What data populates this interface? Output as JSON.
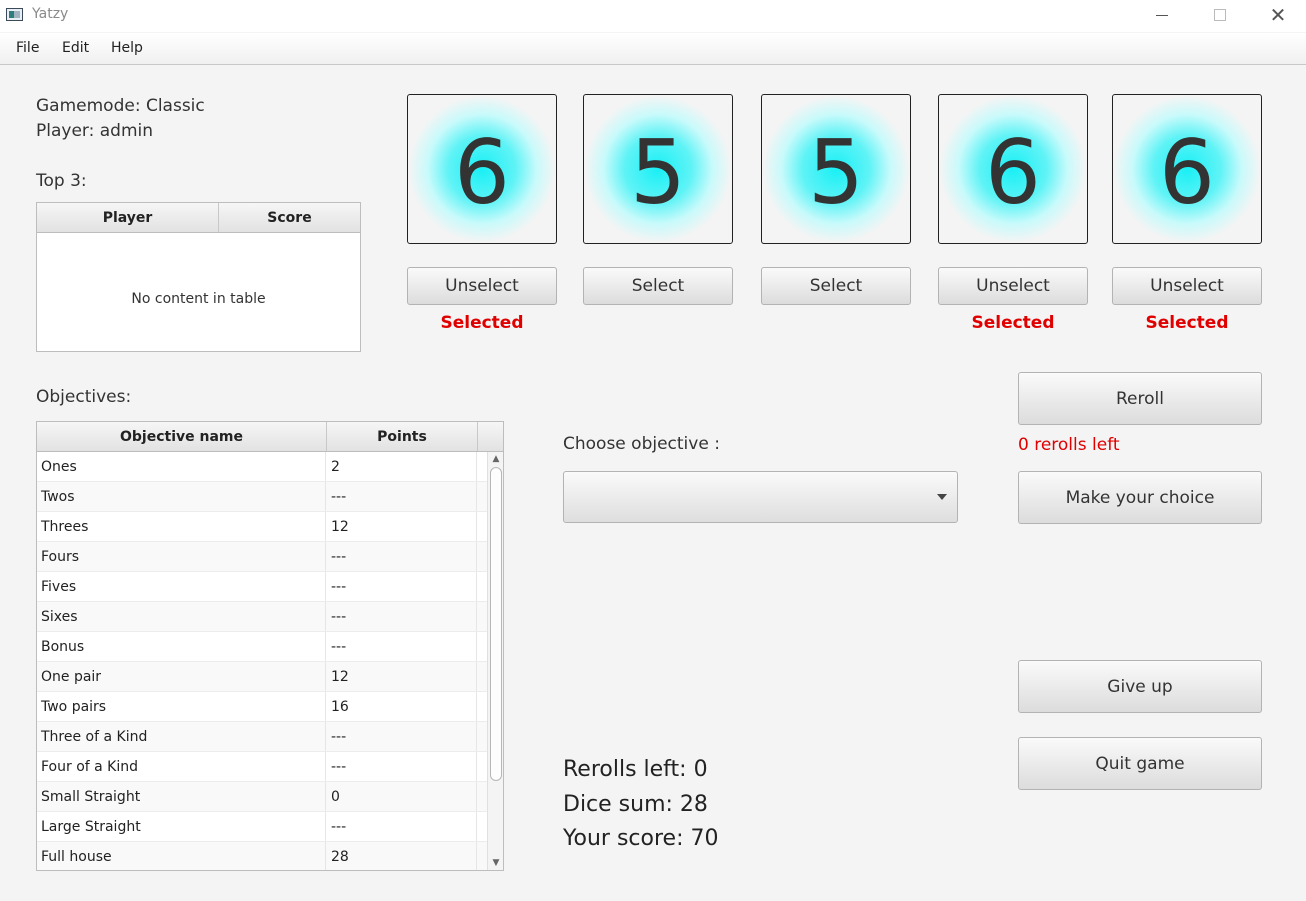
{
  "window": {
    "title": "Yatzy"
  },
  "menu": [
    "File",
    "Edit",
    "Help"
  ],
  "info": {
    "gamemode": "Gamemode: Classic",
    "player": "Player: admin",
    "top3_label": "Top 3:"
  },
  "top3_table": {
    "columns": [
      "Player",
      "Score"
    ],
    "empty_message": "No content in table"
  },
  "objectives": {
    "label": "Objectives:",
    "columns": [
      "Objective name",
      "Points"
    ],
    "rows": [
      [
        "Ones",
        "2"
      ],
      [
        "Twos",
        "---"
      ],
      [
        "Threes",
        "12"
      ],
      [
        "Fours",
        "---"
      ],
      [
        "Fives",
        "---"
      ],
      [
        "Sixes",
        "---"
      ],
      [
        "Bonus",
        "---"
      ],
      [
        "One pair",
        "12"
      ],
      [
        "Two pairs",
        "16"
      ],
      [
        "Three of a Kind",
        "---"
      ],
      [
        "Four of a Kind",
        "---"
      ],
      [
        "Small Straight",
        "0"
      ],
      [
        "Large Straight",
        "---"
      ],
      [
        "Full house",
        "28"
      ]
    ]
  },
  "dice": [
    {
      "value": "6",
      "button": "Unselect",
      "status": "Selected"
    },
    {
      "value": "5",
      "button": "Select",
      "status": ""
    },
    {
      "value": "5",
      "button": "Select",
      "status": ""
    },
    {
      "value": "6",
      "button": "Unselect",
      "status": "Selected"
    },
    {
      "value": "6",
      "button": "Unselect",
      "status": "Selected"
    }
  ],
  "choose": {
    "label": "Choose objective :",
    "selected": ""
  },
  "actions": {
    "reroll": "Reroll",
    "rerolls_left_msg": "0 rerolls left",
    "make_choice": "Make your choice",
    "give_up": "Give up",
    "quit": "Quit game"
  },
  "stats": {
    "rerolls": "Rerolls left: 0",
    "dice_sum": "Dice sum: 28",
    "score": "Your score: 70"
  },
  "colors": {
    "accent_red": "#e00000",
    "die_glow": "#19f0f5"
  }
}
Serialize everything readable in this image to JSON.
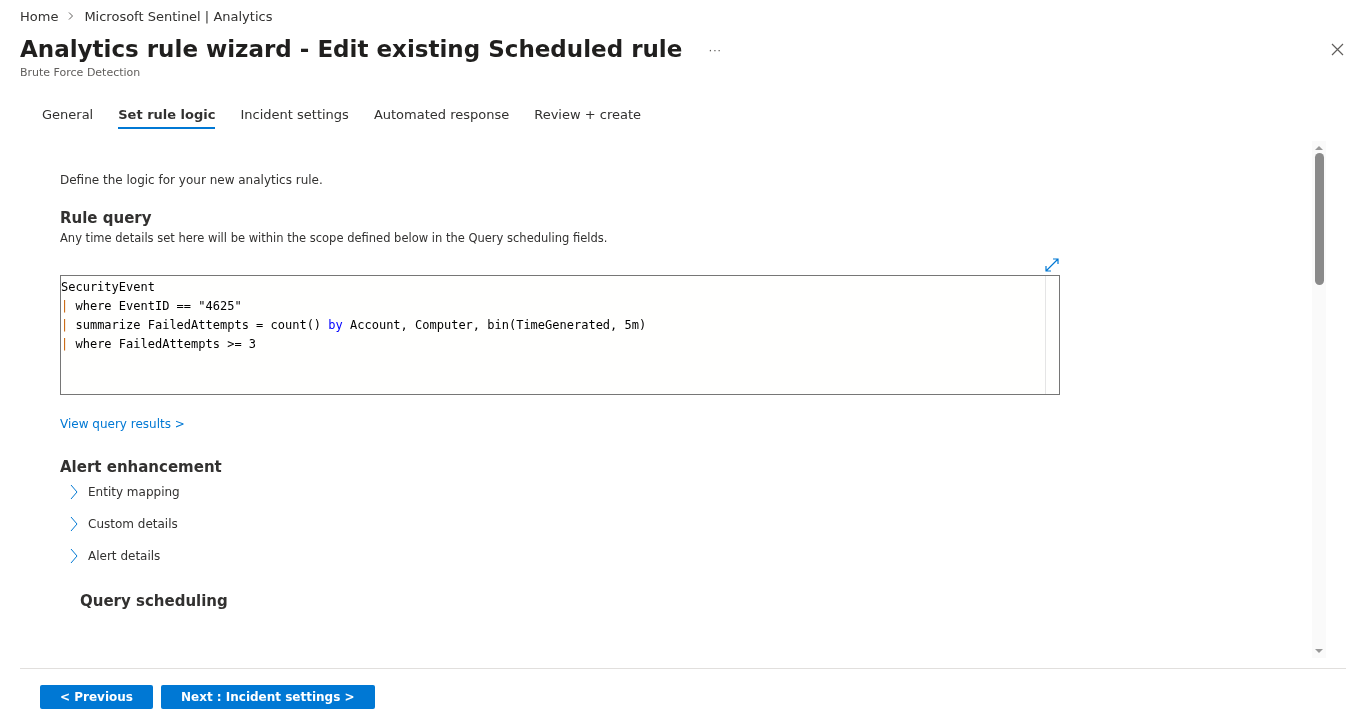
{
  "breadcrumb": [
    "Home",
    "Microsoft Sentinel | Analytics"
  ],
  "title": "Analytics rule wizard - Edit existing Scheduled rule",
  "more": "···",
  "subtitle": "Brute Force Detection",
  "tabs": [
    {
      "label": "General",
      "selected": false
    },
    {
      "label": "Set rule logic",
      "selected": true
    },
    {
      "label": "Incident settings",
      "selected": false
    },
    {
      "label": "Automated response",
      "selected": false
    },
    {
      "label": "Review + create",
      "selected": false
    }
  ],
  "intro": "Define the logic for your new analytics rule.",
  "rule_query": {
    "heading": "Rule query",
    "description": "Any time details set here will be within the scope defined below in the Query scheduling fields.",
    "lines": [
      [
        {
          "kind": "plain",
          "text": "SecurityEvent"
        }
      ],
      [
        {
          "kind": "pipe",
          "text": "|"
        },
        {
          "kind": "plain",
          "text": " where EventID == \"4625\""
        }
      ],
      [
        {
          "kind": "pipe",
          "text": "|"
        },
        {
          "kind": "plain",
          "text": " summarize FailedAttempts = count() "
        },
        {
          "kind": "keyword",
          "text": "by"
        },
        {
          "kind": "plain",
          "text": " Account, Computer, bin(TimeGenerated, 5m)"
        }
      ],
      [
        {
          "kind": "pipe",
          "text": "|"
        },
        {
          "kind": "plain",
          "text": " where FailedAttempts >= 3"
        }
      ]
    ]
  },
  "view_results": "View query results >",
  "alert_enhancement": {
    "heading": "Alert enhancement",
    "items": [
      {
        "label": "Entity mapping",
        "expanded": false
      },
      {
        "label": "Custom details",
        "expanded": false
      },
      {
        "label": "Alert details",
        "expanded": false
      }
    ]
  },
  "query_scheduling": "Query scheduling",
  "buttons": [
    "< Previous",
    "Next : Incident settings >"
  ]
}
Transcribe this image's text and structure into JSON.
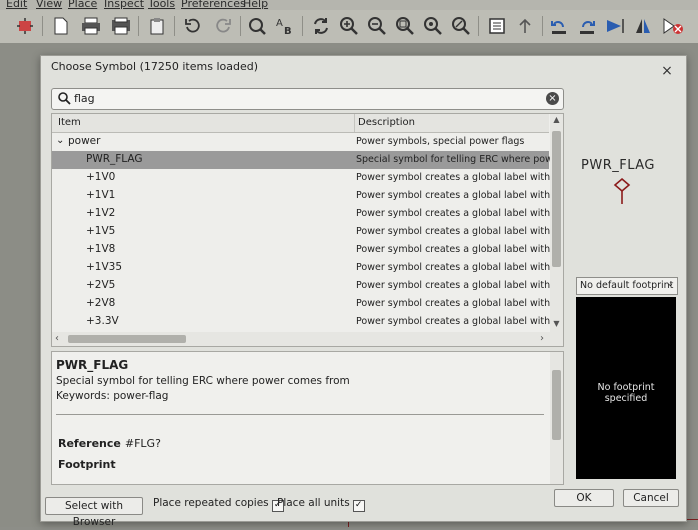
{
  "menubar": {
    "items": [
      "Edit",
      "View",
      "Place",
      "Inspect",
      "Tools",
      "Preferences",
      "Help"
    ]
  },
  "toolbar": {
    "icons": [
      "symbol-editor-icon",
      "new-icon",
      "print-icon",
      "plot-icon",
      "paste-icon",
      "undo-icon",
      "redo-icon",
      "find-icon",
      "find-replace-icon",
      "refresh-icon",
      "zoom-in-icon",
      "zoom-out-icon",
      "zoom-fit-icon",
      "zoom-objects-icon",
      "zoom-selection-icon",
      "hierarchy-icon",
      "navigate-up-icon",
      "rotate-ccw-icon",
      "rotate-cw-icon",
      "mirror-v-icon",
      "mirror-h-icon",
      "erc-icon"
    ]
  },
  "dialog": {
    "title": "Choose Symbol (17250 items loaded)",
    "close_glyph": "×",
    "search": {
      "value": "flag",
      "clear_glyph": "×"
    },
    "tree": {
      "columns": {
        "item": "Item",
        "description": "Description"
      },
      "group": {
        "name": "power",
        "description": "Power symbols, special power flags"
      },
      "rows": [
        {
          "item": "PWR_FLAG",
          "description": "Special symbol for telling ERC where power c",
          "selected": true
        },
        {
          "item": "+1V0",
          "description": "Power symbol creates a global label with nam"
        },
        {
          "item": "+1V1",
          "description": "Power symbol creates a global label with nam"
        },
        {
          "item": "+1V2",
          "description": "Power symbol creates a global label with nam"
        },
        {
          "item": "+1V5",
          "description": "Power symbol creates a global label with nam"
        },
        {
          "item": "+1V8",
          "description": "Power symbol creates a global label with nam"
        },
        {
          "item": "+1V35",
          "description": "Power symbol creates a global label with nam"
        },
        {
          "item": "+2V5",
          "description": "Power symbol creates a global label with nam"
        },
        {
          "item": "+2V8",
          "description": "Power symbol creates a global label with nam"
        },
        {
          "item": "+3.3V",
          "description": "Power symbol creates a global label with nam"
        }
      ]
    },
    "details": {
      "symbol_name": "PWR_FLAG",
      "description": "Special symbol for telling ERC where power comes from",
      "keywords": "Keywords: power-flag",
      "reference_label": "Reference",
      "reference_value": "#FLG?",
      "footprint_label": "Footprint"
    },
    "preview": {
      "symbol_label": "PWR_FLAG",
      "footprint_select": "No default footprint",
      "footprint_empty": "No footprint specified"
    },
    "buttons": {
      "select_with_browser": "Select with Browser",
      "place_repeated": "Place repeated copies",
      "place_all_units": "Place all units",
      "ok": "OK",
      "cancel": "Cancel"
    },
    "checkboxes": {
      "place_repeated": true,
      "place_all_units": true
    },
    "colors": {
      "selected_row": "#9a9a9a",
      "footprint_bg": "#000000",
      "symbol_stroke": "#8b1a1a"
    }
  }
}
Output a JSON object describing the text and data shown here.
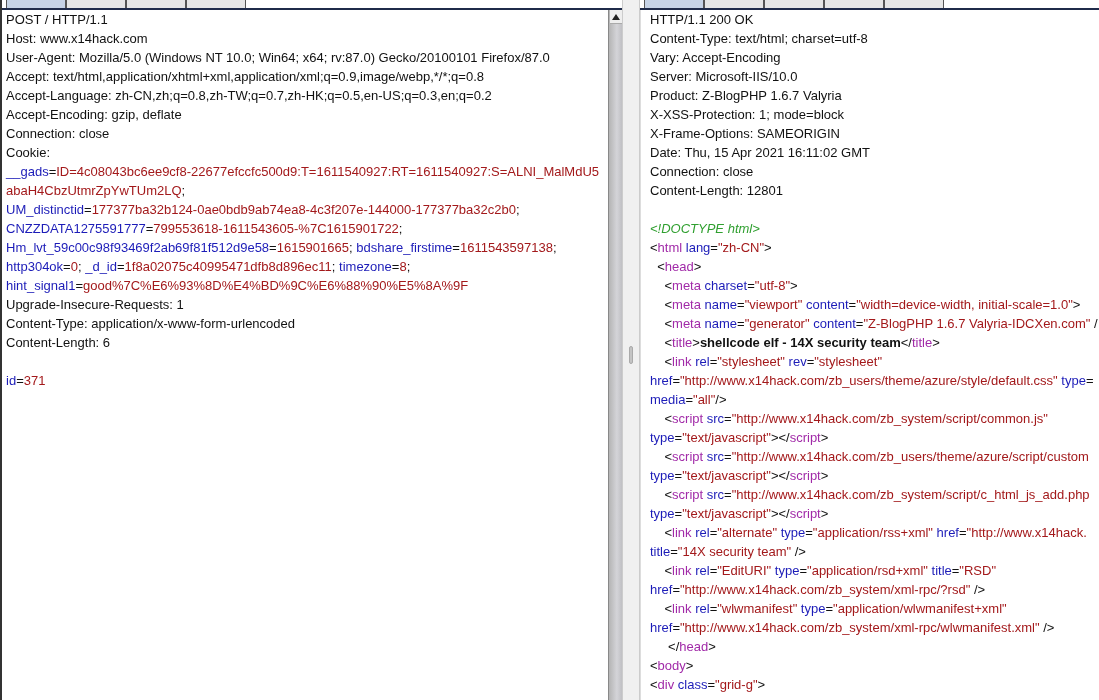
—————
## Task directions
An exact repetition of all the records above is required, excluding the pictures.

## Written solution
What data populates this interface? Output as JSON.
{
  "window": {
    "title": "Yatzy"
  },
  "menu": [
    "File",
    "Edit",
    "Help"
  ],
  "info": {
    "gamemode": "Gamemode: Classic",
    "player": "Player: admin",
    "top3_label": "Top 3:"
  },
  "top3_table": {
    "columns": [
      "Player",
      "Score"
    ],
    "empty_message": "No content in table"
  },
  "objectives": {
    "label": "Objectives:",
    "columns": [
      "Objective name",
      "Points"
    ],
    "rows": [
      [
        "Ones",
        "2"
      ],
      [
        "Twos",
        "---"
      ],
      [
        "Threes",
        "12"
      ],
      [
        "Fours",
        "---"
      ],
      [
        "Fives",
        "---"
      ],
      [
        "Sixes",
        "---"
      ],
      [
        "Bonus",
        "---"
      ],
      [
        "One pair",
        "12"
      ],
      [
        "Two pairs",
        "16"
      ],
      [
        "Three of a Kind",
        "---"
      ],
      [
        "Four of a Kind",
        "---"
      ],
      [
        "Small Straight",
        "0"
      ],
      [
        "Large Straight",
        "---"
      ],
      [
        "Full house",
        "28"
      ]
    ]
  },
  "dice": [
    {
      "value": "6",
      "button": "Unselect",
      "status": "Selected"
    },
    {
      "value": "5",
      "button": "Select",
      "status": ""
    },
    {
      "value": "5",
      "button": "Select",
      "status": ""
    },
    {
      "value": "6",
      "button": "Unselect",
      "status": "Selected"
    },
    {
      "value": "6",
      "button": "Unselect",
      "status": "Selected"
    }
  ],
  "choose": {
    "label": "Choose objective :",
    "selected": ""
  },
  "actions": {
    "reroll": "Reroll",
    "rerolls_left_msg": "0 rerolls left",
    "make_choice": "Make your choice",
    "give_up": "Give up",
    "quit": "Quit game"
  },
  "stats": {
    "rerolls": "Rerolls left: 0",
    "dice_sum": "Dice sum: 28",
    "score": "Your score: 70"
  },
  "colors": {
    "accent_red": "#e00000",
    "die_glow": "#19f0f5"
  }
}
Serialize everything readable in this image to JSON.
{
  "breadcrumb": [
    "Home",
    "Microsoft Sentinel | Analytics"
  ],
  "title": "Analytics rule wizard - Edit existing Scheduled rule",
  "more": "···",
  "subtitle": "Brute Force Detection",
  "tabs": [
    {
      "label": "General",
      "selected": false
    },
    {
      "label": "Set rule logic",
      "selected": true
    },
    {
      "label": "Incident settings",
      "selected": false
    },
    {
      "label": "Automated response",
      "selected": false
    },
    {
      "label": "Review + create",
      "selected": false
    }
  ],
  "intro": "Define the logic for your new analytics rule.",
  "rule_query": {
    "heading": "Rule query",
    "description": "Any time details set here will be within the scope defined below in the Query scheduling fields.",
    "lines": [
      [
        {
          "kind": "plain",
          "text": "SecurityEvent"
        }
      ],
      [
        {
          "kind": "pipe",
          "text": "|"
        },
        {
          "kind": "plain",
          "text": " where EventID == \"4625\""
        }
      ],
      [
        {
          "kind": "pipe",
          "text": "|"
        },
        {
          "kind": "plain",
          "text": " summarize FailedAttempts = count() "
        },
        {
          "kind": "keyword",
          "text": "by"
        },
        {
          "kind": "plain",
          "text": " Account, Computer, bin(TimeGenerated, 5m)"
        }
      ],
      [
        {
          "kind": "pipe",
          "text": "|"
        },
        {
          "kind": "plain",
          "text": " where FailedAttempts >= 3"
        }
      ]
    ]
  },
  "view_results": "View query results >",
  "alert_enhancement": {
    "heading": "Alert enhancement",
    "items": [
      {
        "label": "Entity mapping",
        "expanded": false
      },
      {
        "label": "Custom details",
        "expanded": false
      },
      {
        "label": "Alert details",
        "expanded": false
      }
    ]
  },
  "query_scheduling": "Query scheduling",
  "buttons": [
    "< Previous",
    "Next : Incident settings >"
  ]
}
Transcribe this image's text and structure into JSON.
{
  "menubar": {
    "items": [
      "Edit",
      "View",
      "Place",
      "Inspect",
      "Tools",
      "Preferences",
      "Help"
    ]
  },
  "toolbar": {
    "icons": [
      "symbol-editor-icon",
      "new-icon",
      "print-icon",
      "plot-icon",
      "paste-icon",
      "undo-icon",
      "redo-icon",
      "find-icon",
      "find-replace-icon",
      "refresh-icon",
      "zoom-in-icon",
      "zoom-out-icon",
      "zoom-fit-icon",
      "zoom-objects-icon",
      "zoom-selection-icon",
      "hierarchy-icon",
      "navigate-up-icon",
      "rotate-ccw-icon",
      "rotate-cw-icon",
      "mirror-v-icon",
      "mirror-h-icon",
      "erc-icon"
    ]
  },
  "dialog": {
    "title": "Choose Symbol (17250 items loaded)",
    "close_glyph": "×",
    "search": {
      "value": "flag",
      "clear_glyph": "×"
    },
    "tree": {
      "columns": {
        "item": "Item",
        "description": "Description"
      },
      "group": {
        "name": "power",
        "description": "Power symbols, special power flags"
      },
      "rows": [
        {
          "item": "PWR_FLAG",
          "description": "Special symbol for telling ERC where power c",
          "selected": true
        },
        {
          "item": "+1V0",
          "description": "Power symbol creates a global label with nam"
        },
        {
          "item": "+1V1",
          "description": "Power symbol creates a global label with nam"
        },
        {
          "item": "+1V2",
          "description": "Power symbol creates a global label with nam"
        },
        {
          "item": "+1V5",
          "description": "Power symbol creates a global label with nam"
        },
        {
          "item": "+1V8",
          "description": "Power symbol creates a global label with nam"
        },
        {
          "item": "+1V35",
          "description": "Power symbol creates a global label with nam"
        },
        {
          "item": "+2V5",
          "description": "Power symbol creates a global label with nam"
        },
        {
          "item": "+2V8",
          "description": "Power symbol creates a global label with nam"
        },
        {
          "item": "+3.3V",
          "description": "Power symbol creates a global label with nam"
        }
      ]
    },
    "details": {
      "symbol_name": "PWR_FLAG",
      "description": "Special symbol for telling ERC where power comes from",
      "keywords": "Keywords: power-flag",
      "reference_label": "Reference",
      "reference_value": "#FLG?",
      "footprint_label": "Footprint"
    },
    "preview": {
      "symbol_label": "PWR_FLAG",
      "footprint_select": "No default footprint",
      "footprint_empty": "No footprint specified"
    },
    "buttons": {
      "select_with_browser": "Select with Browser",
      "place_repeated": "Place repeated copies",
      "place_all_units": "Place all units",
      "ok": "OK",
      "cancel": "Cancel"
    },
    "checkboxes": {
      "place_repeated": true,
      "place_all_units": true
    },
    "colors": {
      "selected_row": "#9a9a9a",
      "footprint_bg": "#000000",
      "symbol_stroke": "#8b1a1a"
    }
  }
}
Output a JSON object describing the text and data shown here.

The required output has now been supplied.